Still 'hmm' on high yield Still 'hmm' on high yield\images\insights\article\question-mark-gears-small.jpg September 8 2020 August 6 2020

Still 'hmm' on high yield

Liquidity is abundant but fundamentals remain iffy.

Published August 6 2020

An extremely strong technical environment continues to overwhelm the fundamentals in the high-yield market, creating opportunities amid lingering concerns. On the technical side, global fiscal and monetary policies are ultra-supportive and are likely to stay that way for some time. Combined with the lack of yield across the global fixed-income universe, this is making U.S. high-yield bonds one of the best games in town.   

Yet the fundamentals are an entirely different story. While third- and fourth-quarter GDP growth is almost certain to improve dramatically off the second-quarter’s worst quarterly reading for the metric since its formation in the late 1940s, the actual results nonetheless are certain to be much worse than the readings for the same period in 2019. At this juncture, it’s highly questionable if the economy will recover to its 2019 peak in GDP until the end of 2021—if then. In addition, the employment picture continues to be grim although, like the economy, improving from earlier historic weakness.
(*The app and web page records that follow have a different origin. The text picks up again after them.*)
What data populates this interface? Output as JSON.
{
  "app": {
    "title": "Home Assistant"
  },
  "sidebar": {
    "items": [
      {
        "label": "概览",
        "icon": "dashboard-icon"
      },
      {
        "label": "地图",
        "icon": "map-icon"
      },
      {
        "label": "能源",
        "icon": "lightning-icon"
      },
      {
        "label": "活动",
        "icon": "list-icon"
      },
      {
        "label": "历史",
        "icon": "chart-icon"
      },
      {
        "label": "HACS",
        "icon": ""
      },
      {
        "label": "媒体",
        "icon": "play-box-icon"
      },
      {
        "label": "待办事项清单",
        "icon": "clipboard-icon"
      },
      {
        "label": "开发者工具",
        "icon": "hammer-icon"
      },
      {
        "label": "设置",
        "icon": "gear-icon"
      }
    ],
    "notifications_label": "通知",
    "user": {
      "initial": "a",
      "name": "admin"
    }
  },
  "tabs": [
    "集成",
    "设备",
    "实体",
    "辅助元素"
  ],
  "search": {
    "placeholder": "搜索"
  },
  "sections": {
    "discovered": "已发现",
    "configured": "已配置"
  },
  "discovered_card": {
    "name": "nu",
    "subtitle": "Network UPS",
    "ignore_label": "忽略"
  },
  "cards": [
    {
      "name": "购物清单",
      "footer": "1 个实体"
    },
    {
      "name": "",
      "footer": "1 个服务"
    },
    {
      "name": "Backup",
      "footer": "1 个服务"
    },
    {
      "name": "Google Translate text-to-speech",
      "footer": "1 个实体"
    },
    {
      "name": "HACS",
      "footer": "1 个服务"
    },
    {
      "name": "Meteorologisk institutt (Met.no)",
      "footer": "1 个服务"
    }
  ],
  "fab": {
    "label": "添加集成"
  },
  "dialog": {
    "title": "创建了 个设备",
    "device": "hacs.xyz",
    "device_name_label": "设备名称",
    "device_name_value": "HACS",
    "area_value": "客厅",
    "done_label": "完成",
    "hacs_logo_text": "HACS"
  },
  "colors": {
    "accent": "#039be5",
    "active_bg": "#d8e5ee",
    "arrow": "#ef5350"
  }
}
So while the bulls say things are improving, the bears counter that employment and GDP remain weak. From a financial markets’ perspective, the bulls are winning so far—except when viewed in the context of a 10-year U.S. Treasury yield that is hovering around 50 basis points. This rapid improvement in markets against weak fundamentals has kept our fixed-income sector allocation committee from returning to an overweight position in high yield during this recent rally, as we think a better opportunity could come after we move through another period of weak earnings in the third quarter

By then, we believe the worst of the default rates should be behind us—assuming the virus doesn’t flare up again in the fall—as the economy slowly claws its way back. In the meantime, default rates continue higher led by the Energy and Retail sectors. With that said, there are opportunities to be found by being selective in Energy-related “fallen angels”—those formerly investment-grade securities that sold off dramatically amid earlier oil-price volatility. If the virus does intensify and the recovery flattens, we may start to see industries in the Consumer Discretionary sector pressured, particularly leisure and hospitality.

Tags Fixed Income . Markets/Economy . Interest Rates . Coronavirus .

Views are as of the date above and are subject to change based on market conditions and other factors. These views should not be construed as a recommendation for any specific security or sector.

Bond credit ratings measure the risk that a security will default. Credit ratings of A or better are considered to be high credit quality; credit ratings of BBB are good credit quality and the lowest category of investment grade; credit ratings of BB and below are lower-rated securities; and credit ratings of CCC or below have high default risk.

Bond prices are sensitive to changes in interest rates, and a rise in interest rates can cause a decline in their prices.

Gross Domestic Product (GDP) is a broad measure of the economy that measures the retail value of goods and services produced in a country.

High-yield, lower-rated securities generally entail greater market, credit/default and liquidity risk and may be more volatile than investment-grade securities. For example, their prices are more volatile, economic downturns and financial setbacks may affect their prices more negatively, and their trading market may be more limited.

Federated Investment Management Company